--- START ---

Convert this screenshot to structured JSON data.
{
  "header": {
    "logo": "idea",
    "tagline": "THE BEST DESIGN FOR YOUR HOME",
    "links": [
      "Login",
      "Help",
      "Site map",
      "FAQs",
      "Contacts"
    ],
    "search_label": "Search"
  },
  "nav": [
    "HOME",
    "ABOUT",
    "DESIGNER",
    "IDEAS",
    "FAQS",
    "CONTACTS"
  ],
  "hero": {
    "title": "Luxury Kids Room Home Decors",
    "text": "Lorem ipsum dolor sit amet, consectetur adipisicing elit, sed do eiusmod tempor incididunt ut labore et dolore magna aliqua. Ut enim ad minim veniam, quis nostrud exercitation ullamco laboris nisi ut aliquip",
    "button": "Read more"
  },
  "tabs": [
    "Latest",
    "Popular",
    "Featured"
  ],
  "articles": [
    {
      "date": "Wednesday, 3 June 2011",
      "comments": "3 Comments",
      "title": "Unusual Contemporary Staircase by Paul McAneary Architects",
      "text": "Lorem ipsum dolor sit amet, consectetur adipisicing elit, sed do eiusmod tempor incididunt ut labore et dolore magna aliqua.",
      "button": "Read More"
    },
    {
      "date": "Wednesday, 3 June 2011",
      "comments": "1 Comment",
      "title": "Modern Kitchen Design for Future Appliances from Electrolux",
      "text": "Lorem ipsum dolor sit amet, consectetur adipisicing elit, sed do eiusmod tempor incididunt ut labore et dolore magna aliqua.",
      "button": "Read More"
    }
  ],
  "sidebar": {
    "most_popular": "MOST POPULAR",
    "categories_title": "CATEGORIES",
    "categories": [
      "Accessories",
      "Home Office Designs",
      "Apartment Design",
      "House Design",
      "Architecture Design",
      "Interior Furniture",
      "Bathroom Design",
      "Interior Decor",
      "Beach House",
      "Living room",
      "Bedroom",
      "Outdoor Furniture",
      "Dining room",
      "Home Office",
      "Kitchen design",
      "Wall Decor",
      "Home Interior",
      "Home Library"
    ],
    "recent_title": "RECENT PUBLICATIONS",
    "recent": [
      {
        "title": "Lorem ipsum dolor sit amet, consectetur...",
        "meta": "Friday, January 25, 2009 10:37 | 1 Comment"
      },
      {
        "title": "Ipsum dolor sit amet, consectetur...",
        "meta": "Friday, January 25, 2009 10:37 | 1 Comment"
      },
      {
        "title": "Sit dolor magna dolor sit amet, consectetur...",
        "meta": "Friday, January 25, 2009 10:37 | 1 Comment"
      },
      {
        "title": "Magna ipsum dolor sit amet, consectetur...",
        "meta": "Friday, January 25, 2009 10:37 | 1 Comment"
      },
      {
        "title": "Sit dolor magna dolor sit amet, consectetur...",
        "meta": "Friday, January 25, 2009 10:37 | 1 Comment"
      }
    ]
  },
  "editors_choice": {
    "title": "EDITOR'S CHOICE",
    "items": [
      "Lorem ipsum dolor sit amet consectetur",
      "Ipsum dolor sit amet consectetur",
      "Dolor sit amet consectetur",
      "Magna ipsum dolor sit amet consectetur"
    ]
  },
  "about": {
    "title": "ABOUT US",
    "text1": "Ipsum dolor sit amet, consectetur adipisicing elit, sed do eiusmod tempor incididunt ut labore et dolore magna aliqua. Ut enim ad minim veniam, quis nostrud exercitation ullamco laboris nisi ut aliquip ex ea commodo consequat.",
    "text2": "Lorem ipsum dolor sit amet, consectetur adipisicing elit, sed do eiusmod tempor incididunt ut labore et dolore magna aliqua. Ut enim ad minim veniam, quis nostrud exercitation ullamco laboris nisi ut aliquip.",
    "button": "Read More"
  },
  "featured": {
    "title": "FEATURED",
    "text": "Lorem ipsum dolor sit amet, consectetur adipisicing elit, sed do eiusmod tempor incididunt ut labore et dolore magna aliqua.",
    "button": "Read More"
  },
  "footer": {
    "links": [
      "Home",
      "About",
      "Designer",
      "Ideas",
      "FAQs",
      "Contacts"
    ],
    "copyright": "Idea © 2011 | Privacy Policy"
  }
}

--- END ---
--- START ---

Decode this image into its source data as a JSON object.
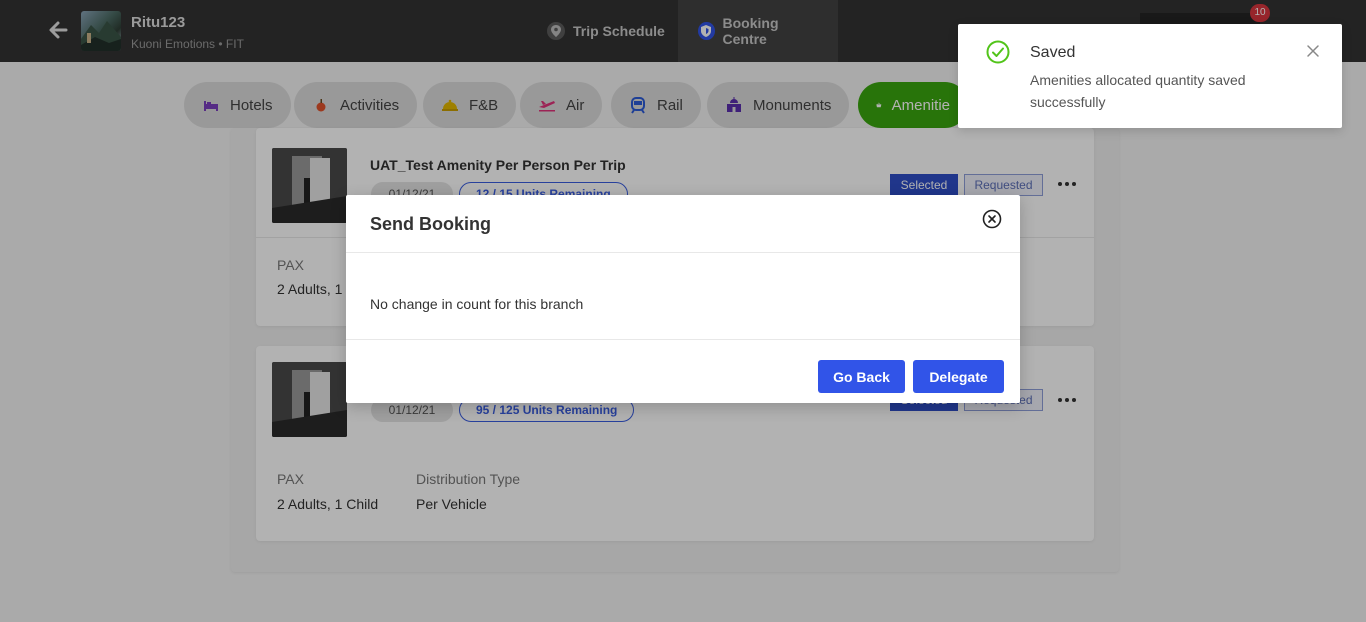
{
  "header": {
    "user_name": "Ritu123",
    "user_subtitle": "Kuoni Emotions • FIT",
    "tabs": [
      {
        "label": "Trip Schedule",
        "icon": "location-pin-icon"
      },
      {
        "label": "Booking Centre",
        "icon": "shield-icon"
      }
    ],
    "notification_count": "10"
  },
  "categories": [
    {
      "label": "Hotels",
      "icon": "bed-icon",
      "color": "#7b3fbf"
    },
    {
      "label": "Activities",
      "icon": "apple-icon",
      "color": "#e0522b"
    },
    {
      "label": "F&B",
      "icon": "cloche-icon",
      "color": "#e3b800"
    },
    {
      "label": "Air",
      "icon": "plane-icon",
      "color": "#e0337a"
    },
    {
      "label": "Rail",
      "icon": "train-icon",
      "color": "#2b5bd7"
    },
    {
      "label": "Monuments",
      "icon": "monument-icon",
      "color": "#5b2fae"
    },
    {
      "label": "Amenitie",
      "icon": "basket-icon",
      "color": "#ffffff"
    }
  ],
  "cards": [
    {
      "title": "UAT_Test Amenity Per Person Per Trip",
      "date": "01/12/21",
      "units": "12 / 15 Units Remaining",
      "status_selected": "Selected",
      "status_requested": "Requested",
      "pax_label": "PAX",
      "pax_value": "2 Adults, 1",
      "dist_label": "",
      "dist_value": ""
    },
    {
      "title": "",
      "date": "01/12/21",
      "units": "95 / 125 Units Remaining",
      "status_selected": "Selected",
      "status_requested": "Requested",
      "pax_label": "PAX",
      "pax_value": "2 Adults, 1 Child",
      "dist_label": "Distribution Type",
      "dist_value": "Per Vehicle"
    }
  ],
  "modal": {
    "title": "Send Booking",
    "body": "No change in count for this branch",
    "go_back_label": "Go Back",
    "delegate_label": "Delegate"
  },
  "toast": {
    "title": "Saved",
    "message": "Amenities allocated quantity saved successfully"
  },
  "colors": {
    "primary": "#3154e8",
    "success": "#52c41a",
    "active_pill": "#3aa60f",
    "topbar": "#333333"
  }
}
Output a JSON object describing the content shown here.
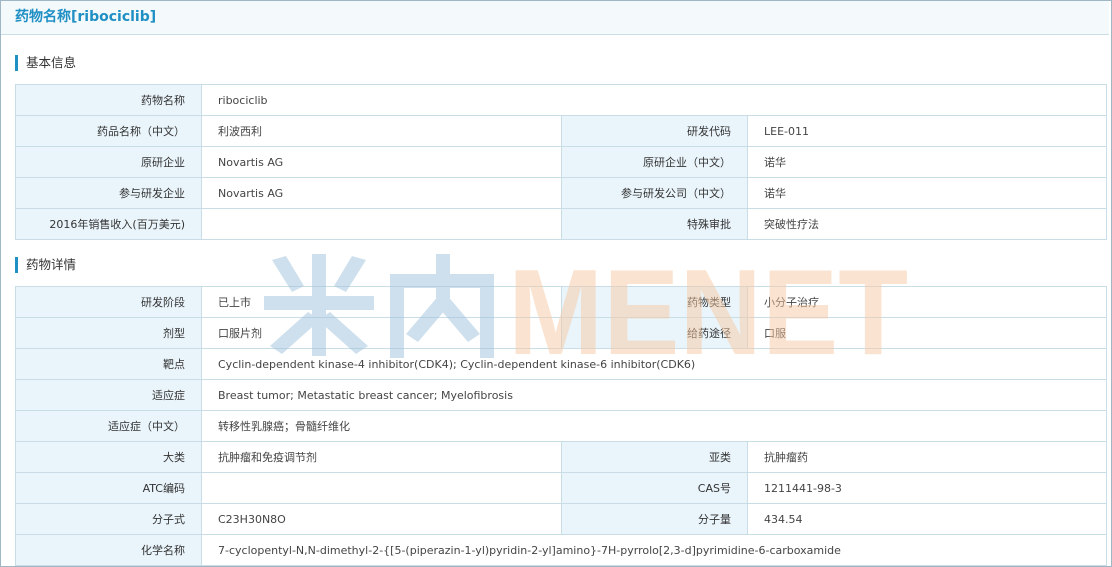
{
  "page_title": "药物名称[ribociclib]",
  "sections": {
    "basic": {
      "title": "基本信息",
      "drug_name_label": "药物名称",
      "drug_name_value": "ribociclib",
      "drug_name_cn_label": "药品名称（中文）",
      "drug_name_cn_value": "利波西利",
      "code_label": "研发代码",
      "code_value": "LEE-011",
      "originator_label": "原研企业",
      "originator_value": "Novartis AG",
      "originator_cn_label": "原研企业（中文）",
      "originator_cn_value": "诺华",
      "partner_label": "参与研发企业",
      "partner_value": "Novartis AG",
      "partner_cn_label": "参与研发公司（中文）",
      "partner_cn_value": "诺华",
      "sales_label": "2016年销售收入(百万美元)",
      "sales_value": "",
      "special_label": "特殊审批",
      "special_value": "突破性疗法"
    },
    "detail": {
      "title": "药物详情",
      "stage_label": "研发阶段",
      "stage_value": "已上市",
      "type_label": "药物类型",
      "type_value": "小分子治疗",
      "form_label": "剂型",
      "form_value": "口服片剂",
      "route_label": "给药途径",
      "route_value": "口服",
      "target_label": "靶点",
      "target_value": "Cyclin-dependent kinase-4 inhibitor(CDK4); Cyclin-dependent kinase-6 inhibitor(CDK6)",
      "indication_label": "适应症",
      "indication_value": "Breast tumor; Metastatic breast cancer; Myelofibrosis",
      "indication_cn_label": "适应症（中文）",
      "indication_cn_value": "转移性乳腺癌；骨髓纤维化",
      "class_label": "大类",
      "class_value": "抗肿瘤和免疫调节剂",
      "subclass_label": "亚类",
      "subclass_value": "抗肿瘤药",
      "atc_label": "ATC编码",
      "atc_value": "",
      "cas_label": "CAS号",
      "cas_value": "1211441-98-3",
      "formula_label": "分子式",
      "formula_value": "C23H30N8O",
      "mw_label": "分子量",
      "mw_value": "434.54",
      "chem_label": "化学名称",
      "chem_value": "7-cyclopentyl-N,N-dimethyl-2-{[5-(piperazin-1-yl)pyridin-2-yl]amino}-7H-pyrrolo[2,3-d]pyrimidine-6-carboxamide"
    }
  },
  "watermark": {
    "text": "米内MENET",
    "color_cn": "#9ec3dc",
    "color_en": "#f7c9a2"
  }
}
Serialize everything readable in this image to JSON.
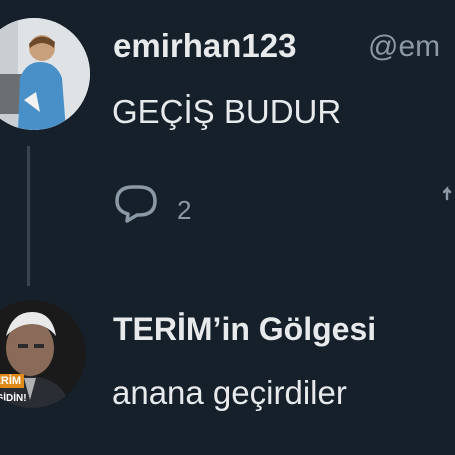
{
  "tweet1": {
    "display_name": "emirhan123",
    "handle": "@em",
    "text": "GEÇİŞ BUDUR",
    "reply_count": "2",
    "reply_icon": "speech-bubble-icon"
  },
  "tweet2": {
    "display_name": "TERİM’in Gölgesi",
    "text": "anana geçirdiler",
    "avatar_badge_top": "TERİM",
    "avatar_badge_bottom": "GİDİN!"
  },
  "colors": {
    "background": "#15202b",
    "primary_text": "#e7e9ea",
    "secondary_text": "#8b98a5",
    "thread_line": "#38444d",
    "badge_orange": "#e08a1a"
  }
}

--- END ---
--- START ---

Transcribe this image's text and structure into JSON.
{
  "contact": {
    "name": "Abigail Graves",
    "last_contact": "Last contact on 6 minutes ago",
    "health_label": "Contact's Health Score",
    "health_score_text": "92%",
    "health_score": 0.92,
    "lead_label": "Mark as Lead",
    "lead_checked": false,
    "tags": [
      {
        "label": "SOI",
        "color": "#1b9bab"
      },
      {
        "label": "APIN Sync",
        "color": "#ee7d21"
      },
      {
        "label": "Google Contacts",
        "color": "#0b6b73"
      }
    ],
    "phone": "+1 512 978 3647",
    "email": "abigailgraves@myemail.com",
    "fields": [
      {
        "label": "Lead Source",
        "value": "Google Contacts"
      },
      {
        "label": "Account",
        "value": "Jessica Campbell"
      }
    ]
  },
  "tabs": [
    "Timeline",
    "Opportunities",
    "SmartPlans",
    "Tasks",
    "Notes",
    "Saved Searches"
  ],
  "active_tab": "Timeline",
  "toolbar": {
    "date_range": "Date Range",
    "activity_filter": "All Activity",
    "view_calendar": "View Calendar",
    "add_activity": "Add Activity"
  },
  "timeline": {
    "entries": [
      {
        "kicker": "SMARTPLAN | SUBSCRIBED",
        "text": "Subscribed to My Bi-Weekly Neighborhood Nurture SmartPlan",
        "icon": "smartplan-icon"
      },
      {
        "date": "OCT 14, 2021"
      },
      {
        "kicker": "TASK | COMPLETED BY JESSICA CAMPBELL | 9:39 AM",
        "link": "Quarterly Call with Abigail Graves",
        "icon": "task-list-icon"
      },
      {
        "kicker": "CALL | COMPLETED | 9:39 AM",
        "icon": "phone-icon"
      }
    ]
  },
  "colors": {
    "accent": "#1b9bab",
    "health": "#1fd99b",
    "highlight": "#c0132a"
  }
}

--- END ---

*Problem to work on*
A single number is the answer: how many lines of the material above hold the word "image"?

*Final answer*
3